Extracted data entries
────────────────────

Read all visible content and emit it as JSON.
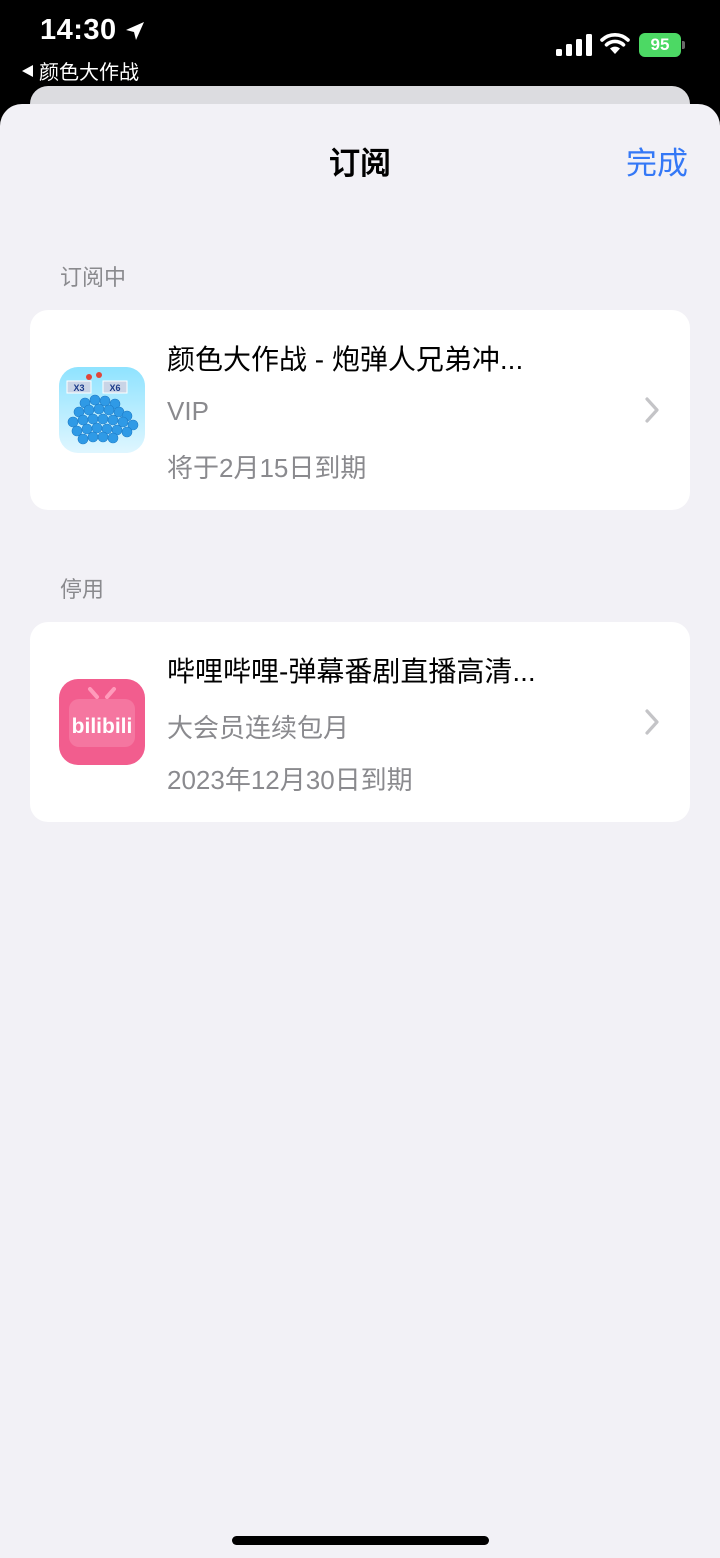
{
  "status_bar": {
    "time": "14:30",
    "back_app": "颜色大作战",
    "battery": "95"
  },
  "nav": {
    "title": "订阅",
    "done": "完成"
  },
  "sections": {
    "active_header": "订阅中",
    "inactive_header": "停用"
  },
  "subscriptions": [
    {
      "title": "颜色大作战 - 炮弹人兄弟冲...",
      "plan": "VIP",
      "expiry": "将于2月15日到期",
      "icon_label": "X3 X6"
    },
    {
      "title": "哔哩哔哩-弹幕番剧直播高清...",
      "plan": "大会员连续包月",
      "expiry": "2023年12月30日到期",
      "icon_label": "bilibili"
    }
  ],
  "colors": {
    "accent": "#3478f6",
    "battery": "#4cd964",
    "bilibili_pink": "#f25d8e",
    "secondary_text": "#8a8a8e"
  }
}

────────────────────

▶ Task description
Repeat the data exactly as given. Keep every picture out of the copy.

▶ Answer section
Read all visible content and emit it as JSON.
{
  "status_bar": {
    "time": "14:30",
    "back_app": "颜色大作战",
    "battery": "95"
  },
  "nav": {
    "title": "订阅",
    "done": "完成"
  },
  "sections": {
    "active_header": "订阅中",
    "inactive_header": "停用"
  },
  "subscriptions": [
    {
      "title": "颜色大作战 - 炮弹人兄弟冲...",
      "plan": "VIP",
      "expiry": "将于2月15日到期",
      "icon_label": "X3 X6"
    },
    {
      "title": "哔哩哔哩-弹幕番剧直播高清...",
      "plan": "大会员连续包月",
      "expiry": "2023年12月30日到期",
      "icon_label": "bilibili"
    }
  ],
  "colors": {
    "accent": "#3478f6",
    "battery": "#4cd964",
    "bilibili_pink": "#f25d8e",
    "secondary_text": "#8a8a8e"
  }
}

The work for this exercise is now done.